TASK DESCRIPTION | Reproduce the entries below in full and without error.

[Stored data entries]

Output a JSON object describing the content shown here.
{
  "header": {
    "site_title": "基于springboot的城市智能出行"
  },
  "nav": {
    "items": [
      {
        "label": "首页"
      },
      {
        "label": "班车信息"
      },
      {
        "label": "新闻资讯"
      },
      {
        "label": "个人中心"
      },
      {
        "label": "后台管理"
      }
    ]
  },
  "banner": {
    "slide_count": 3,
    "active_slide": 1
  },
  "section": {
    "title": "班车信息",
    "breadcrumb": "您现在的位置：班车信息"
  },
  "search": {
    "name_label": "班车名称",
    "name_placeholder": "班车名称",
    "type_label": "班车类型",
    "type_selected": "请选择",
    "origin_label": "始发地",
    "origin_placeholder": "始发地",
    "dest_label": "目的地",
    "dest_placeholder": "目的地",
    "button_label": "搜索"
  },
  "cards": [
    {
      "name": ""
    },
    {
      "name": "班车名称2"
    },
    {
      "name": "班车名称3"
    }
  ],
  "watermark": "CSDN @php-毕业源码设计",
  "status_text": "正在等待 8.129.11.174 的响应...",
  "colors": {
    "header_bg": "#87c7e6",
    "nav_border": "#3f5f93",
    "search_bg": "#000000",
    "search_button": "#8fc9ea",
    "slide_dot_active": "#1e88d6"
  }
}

ANSWER BOX |
Output a JSON object describing the content shown here.
{
  "header": {
    "site_title": "基于springboot的城市智能出行"
  },
  "nav": {
    "items": [
      {
        "label": "首页"
      },
      {
        "label": "班车信息"
      },
      {
        "label": "新闻资讯"
      },
      {
        "label": "个人中心"
      },
      {
        "label": "后台管理"
      }
    ]
  },
  "banner": {
    "slide_count": 3,
    "active_slide": 1
  },
  "section": {
    "title": "班车信息",
    "breadcrumb": "您现在的位置：班车信息"
  },
  "search": {
    "name_label": "班车名称",
    "name_placeholder": "班车名称",
    "type_label": "班车类型",
    "type_selected": "请选择",
    "origin_label": "始发地",
    "origin_placeholder": "始发地",
    "dest_label": "目的地",
    "dest_placeholder": "目的地",
    "button_label": "搜索"
  },
  "cards": [
    {
      "name": ""
    },
    {
      "name": "班车名称2"
    },
    {
      "name": "班车名称3"
    }
  ],
  "watermark": "CSDN @php-毕业源码设计",
  "status_text": "正在等待 8.129.11.174 的响应...",
  "colors": {
    "header_bg": "#87c7e6",
    "nav_border": "#3f5f93",
    "search_bg": "#000000",
    "search_button": "#8fc9ea",
    "slide_dot_active": "#1e88d6"
  }
}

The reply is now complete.